R represents the fabric which is secured to the frame for the support of the head, and this fabric may be of any suitable material, preferably capable of permitting the passage of the air, and is secured to the side strips by the elastic lacing-cords S. These cords, as clearly shown, are passed through the eyelets T, placed along the edges of the fabric R, and to the eyelets U, placed along the edge of the covering V, which is secured upon the upper portion of the side strips. In practice I prefer that the eyelets T should be secured in a double thickness of material, and between these two thicknesses of material a metal or other stiffening strip W is placed, so that when pressure is brought to bear upon the support the fabric thereof will not be caused to wrinkle or draw out of shape, as will be readily understood. Likewise the eyelets U are preferably secured in a double thickness of fabric, said fabric constituting the cover of the upper portion of the side strips by being passed therearound and stretched or otherwise secured in place. The object of the elastic cords is to permit the supporting fabric R to yield. to the pressure of the head when laid thereon, thus making the rest exceedingly comfortable, while at the same time giving free ventilation therebeneath and through the fabric, which is especially advantageous in carrying off the heat from the head in hot weather and preventing the lodgment and propagation of disease germs.
When the headrest is collapsed the supporting fabric R readily folds between the side strips in a compact form, as shown in Fig. 6.
When my improvement is to be embodied in a bodyrest for childrens coaches and the like, it is constructed as shown in Fig. 1, consisting of the side strips a, bent into approximately rectangular shape and united by the cross-bars b, which are pivoted at d to the side strips and in the center to themselves, said cross-bars having the stay-strips e riveted thereto and pivoted at f to the top portion of the side strips. The same means is used for holding these cross-bars in alinement as that described in connection with the head-rest. The side strips of this body-rest are further held in position relative to each other by the distending-bars g, which are connected to the said strips by suitable bolts and thumbnuts H.
Of course I do not wish to limit myself to the size or exact design of either the head-rest or the body-rest nor the purposes for which they may be usedas, for instance, the bod yrest may be of sufficient size to serve as a mattress for an ordinary bedstead-nor do I wish to limit myself to the manner of securing the eyelets in the supporting fabric or to the side strips, since these eyelets could be secured 7 directly in said strips or in the stiffening-strip of the supporting fabric without departing from the spirit of my invention, the gist of which rests in the broadidea of constructing a collapsible ventilated head or body rest in such manner as to provide for perfect adaptation of the supporting fabric to the body or head, while permitting free ventilation therebeneath as well as therethrough.

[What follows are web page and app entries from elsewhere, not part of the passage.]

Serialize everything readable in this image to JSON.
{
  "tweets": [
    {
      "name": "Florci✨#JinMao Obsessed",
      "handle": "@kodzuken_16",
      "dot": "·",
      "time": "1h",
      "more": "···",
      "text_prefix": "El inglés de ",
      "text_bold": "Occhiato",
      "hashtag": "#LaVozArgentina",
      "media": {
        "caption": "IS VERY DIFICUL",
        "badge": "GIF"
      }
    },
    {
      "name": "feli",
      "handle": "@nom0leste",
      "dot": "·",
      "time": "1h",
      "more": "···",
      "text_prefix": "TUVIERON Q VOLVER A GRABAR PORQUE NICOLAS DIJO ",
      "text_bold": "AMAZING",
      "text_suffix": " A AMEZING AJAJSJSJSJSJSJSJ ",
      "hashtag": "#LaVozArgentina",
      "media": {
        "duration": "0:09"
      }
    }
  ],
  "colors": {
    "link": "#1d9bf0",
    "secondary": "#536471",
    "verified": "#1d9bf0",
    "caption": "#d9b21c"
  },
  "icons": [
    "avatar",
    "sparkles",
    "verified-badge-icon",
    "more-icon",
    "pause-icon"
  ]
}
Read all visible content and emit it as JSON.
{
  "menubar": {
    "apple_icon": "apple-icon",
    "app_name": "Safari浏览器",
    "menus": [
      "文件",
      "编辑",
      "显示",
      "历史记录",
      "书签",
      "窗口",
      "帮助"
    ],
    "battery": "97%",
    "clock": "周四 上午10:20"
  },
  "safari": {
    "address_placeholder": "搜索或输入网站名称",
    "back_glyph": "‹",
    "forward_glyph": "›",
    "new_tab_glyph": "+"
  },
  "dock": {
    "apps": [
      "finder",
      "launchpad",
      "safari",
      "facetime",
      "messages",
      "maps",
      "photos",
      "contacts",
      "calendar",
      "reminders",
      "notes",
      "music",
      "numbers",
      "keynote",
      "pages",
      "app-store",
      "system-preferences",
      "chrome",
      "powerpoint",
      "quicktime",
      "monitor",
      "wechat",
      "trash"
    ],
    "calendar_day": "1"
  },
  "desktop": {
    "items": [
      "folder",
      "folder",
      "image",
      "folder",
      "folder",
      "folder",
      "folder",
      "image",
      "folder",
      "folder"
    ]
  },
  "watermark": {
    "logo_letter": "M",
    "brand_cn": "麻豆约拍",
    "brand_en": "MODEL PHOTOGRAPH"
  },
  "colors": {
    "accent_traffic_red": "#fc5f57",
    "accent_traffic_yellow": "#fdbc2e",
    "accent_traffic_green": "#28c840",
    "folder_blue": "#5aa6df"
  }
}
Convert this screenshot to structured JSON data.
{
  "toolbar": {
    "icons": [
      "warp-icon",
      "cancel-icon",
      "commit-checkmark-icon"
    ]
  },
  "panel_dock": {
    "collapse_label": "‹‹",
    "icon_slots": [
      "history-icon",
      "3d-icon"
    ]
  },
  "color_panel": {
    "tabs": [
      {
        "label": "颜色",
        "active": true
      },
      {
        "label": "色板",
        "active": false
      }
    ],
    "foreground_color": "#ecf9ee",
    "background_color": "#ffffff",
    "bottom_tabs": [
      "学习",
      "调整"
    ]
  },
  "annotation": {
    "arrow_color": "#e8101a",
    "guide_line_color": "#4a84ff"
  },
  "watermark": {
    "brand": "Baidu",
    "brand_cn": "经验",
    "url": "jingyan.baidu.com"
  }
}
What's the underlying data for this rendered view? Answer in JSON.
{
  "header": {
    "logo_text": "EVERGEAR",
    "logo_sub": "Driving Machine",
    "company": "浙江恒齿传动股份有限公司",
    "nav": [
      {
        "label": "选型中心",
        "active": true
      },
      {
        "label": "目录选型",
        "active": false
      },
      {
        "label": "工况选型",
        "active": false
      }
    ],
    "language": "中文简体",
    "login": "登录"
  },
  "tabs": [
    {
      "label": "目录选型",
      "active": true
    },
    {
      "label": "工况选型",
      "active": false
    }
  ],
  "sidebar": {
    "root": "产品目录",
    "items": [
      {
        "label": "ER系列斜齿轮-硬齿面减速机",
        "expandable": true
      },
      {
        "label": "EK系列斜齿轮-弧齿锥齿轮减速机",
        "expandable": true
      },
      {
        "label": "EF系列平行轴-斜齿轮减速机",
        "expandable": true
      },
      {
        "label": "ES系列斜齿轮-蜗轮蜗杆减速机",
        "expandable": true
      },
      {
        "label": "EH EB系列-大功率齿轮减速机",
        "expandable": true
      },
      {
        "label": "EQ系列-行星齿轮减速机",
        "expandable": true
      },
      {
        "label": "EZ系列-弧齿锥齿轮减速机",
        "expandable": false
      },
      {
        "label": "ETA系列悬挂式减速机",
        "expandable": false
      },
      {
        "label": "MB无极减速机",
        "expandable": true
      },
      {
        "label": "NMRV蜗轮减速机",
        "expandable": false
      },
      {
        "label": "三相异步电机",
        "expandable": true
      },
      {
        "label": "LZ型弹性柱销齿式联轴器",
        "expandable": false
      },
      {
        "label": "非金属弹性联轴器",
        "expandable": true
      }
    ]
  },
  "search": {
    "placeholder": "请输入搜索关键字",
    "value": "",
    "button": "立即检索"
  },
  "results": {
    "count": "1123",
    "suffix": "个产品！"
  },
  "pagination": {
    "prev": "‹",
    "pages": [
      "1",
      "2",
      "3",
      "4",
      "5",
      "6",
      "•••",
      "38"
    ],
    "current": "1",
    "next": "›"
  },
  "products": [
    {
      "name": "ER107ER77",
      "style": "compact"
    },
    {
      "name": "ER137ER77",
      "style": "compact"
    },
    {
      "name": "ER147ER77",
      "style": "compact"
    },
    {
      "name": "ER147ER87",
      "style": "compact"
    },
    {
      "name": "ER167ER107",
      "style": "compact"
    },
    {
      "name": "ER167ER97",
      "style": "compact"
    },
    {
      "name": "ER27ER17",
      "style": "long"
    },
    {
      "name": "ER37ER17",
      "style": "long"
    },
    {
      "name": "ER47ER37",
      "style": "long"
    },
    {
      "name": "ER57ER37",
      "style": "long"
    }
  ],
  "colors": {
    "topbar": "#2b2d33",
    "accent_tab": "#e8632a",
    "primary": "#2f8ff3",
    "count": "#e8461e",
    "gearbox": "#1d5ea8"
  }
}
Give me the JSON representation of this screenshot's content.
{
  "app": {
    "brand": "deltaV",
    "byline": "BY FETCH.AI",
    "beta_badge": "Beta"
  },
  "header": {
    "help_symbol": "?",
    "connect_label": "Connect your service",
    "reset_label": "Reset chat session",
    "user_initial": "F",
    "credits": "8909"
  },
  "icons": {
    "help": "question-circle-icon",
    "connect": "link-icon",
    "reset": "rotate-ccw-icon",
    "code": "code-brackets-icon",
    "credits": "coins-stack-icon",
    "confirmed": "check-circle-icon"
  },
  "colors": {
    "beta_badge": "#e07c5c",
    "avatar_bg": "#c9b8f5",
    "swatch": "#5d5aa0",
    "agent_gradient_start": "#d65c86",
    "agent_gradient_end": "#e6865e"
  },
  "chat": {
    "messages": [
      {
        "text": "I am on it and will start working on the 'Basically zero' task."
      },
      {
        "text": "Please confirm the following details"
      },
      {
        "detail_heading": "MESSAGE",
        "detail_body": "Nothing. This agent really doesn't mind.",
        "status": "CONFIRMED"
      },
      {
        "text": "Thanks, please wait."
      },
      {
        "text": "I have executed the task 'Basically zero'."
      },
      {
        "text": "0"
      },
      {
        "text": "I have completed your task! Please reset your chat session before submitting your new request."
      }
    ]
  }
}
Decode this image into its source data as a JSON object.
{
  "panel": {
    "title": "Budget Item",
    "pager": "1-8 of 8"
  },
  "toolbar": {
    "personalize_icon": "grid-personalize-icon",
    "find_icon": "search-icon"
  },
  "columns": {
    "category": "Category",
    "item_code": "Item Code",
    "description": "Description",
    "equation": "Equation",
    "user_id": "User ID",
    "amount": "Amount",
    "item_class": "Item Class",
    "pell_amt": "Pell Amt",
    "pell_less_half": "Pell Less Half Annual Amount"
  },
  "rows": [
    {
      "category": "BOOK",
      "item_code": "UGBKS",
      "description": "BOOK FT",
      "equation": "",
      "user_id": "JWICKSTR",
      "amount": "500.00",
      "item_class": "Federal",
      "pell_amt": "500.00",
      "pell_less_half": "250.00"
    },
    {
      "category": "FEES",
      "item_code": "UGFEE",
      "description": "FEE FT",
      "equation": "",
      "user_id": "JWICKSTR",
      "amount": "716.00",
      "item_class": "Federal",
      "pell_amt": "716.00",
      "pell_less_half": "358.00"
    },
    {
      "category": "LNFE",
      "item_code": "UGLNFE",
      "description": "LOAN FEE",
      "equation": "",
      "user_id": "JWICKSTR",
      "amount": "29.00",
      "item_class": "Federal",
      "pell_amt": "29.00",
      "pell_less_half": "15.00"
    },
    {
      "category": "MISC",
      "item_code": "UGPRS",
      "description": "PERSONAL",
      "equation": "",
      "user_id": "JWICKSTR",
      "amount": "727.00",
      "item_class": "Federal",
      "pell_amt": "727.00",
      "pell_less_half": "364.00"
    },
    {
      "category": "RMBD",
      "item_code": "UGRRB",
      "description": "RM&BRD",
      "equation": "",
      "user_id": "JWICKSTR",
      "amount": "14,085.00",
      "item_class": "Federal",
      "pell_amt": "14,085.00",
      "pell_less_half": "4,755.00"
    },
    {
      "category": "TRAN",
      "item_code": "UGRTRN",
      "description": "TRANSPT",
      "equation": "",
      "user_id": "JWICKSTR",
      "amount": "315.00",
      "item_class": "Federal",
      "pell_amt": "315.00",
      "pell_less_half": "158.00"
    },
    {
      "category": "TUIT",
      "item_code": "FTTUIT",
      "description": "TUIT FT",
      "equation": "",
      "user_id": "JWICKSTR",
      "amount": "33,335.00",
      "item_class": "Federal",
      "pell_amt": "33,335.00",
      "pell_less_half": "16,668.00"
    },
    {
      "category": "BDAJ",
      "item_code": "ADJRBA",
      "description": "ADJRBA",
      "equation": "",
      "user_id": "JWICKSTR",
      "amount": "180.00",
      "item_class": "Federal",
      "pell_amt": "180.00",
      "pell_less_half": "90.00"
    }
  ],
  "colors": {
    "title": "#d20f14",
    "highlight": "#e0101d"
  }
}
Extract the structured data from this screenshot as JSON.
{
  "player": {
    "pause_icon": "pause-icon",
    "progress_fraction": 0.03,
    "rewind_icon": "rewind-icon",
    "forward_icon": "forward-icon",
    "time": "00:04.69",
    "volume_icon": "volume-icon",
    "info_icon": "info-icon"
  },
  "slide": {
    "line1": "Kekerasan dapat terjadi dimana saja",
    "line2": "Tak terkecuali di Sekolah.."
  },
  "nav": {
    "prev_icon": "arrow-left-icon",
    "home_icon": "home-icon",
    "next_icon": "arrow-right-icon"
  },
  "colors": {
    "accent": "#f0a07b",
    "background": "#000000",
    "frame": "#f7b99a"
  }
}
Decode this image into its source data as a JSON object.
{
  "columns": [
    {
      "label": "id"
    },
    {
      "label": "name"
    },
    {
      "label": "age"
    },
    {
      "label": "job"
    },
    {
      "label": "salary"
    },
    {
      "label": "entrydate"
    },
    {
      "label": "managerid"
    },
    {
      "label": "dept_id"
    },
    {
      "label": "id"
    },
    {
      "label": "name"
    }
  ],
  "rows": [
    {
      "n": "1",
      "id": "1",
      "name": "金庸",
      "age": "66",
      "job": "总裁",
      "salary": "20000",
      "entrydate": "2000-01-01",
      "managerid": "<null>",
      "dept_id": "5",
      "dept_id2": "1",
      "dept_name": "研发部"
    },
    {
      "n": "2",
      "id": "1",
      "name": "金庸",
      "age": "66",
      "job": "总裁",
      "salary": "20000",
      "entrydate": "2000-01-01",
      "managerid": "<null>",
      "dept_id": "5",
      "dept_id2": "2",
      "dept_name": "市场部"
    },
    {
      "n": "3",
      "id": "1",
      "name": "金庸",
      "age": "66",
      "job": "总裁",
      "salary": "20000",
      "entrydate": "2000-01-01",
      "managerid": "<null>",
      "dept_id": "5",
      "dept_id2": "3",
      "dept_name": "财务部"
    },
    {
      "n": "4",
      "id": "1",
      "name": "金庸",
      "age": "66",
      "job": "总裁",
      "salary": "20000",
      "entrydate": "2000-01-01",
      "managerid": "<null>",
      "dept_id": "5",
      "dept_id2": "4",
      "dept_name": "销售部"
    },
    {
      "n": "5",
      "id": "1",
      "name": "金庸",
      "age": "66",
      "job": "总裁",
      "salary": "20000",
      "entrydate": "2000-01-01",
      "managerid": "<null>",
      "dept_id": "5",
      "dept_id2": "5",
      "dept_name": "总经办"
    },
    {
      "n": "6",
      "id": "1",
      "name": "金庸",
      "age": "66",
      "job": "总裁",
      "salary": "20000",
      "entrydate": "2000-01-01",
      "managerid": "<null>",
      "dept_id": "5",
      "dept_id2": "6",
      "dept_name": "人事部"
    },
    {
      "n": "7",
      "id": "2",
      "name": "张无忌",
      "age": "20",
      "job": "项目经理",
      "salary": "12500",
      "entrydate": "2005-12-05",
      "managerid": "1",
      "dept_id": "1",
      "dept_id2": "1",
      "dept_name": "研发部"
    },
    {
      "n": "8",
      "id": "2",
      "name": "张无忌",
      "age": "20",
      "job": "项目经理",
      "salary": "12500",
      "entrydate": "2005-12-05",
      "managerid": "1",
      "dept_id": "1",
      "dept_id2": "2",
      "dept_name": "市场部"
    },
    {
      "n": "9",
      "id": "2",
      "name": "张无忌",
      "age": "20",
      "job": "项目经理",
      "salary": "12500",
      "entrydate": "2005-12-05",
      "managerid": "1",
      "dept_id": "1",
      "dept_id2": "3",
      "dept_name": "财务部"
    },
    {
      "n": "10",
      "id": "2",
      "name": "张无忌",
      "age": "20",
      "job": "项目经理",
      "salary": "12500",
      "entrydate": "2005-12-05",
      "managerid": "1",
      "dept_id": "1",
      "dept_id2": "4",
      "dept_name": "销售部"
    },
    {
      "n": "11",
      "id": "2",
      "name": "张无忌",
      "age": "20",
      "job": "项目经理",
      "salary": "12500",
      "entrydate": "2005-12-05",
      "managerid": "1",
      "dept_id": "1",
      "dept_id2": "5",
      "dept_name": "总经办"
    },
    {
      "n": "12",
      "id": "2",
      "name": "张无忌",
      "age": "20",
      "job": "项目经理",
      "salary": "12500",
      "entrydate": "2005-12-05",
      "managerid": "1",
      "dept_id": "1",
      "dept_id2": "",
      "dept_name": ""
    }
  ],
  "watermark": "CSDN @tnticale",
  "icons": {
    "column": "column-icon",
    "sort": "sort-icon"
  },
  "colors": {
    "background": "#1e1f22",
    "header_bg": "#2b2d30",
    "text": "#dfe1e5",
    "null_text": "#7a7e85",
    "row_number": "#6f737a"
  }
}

vHaving thus fully described .my invention, what I claim as new and useful is- A head-rest consisting of the side strips B, cross-bars pivoted thereto, said bars being pivoted together at their inner ends and havthrough both series of eyelets for stretching the supporting fabric in place, as specified.
In testimony whereof I have hereunto affixed my signature in the presence of two subscribing witnesses.
ALBERT E. LARRABEE. Witnesses:
JOHN MCCLOSKEY, his I. BANKS.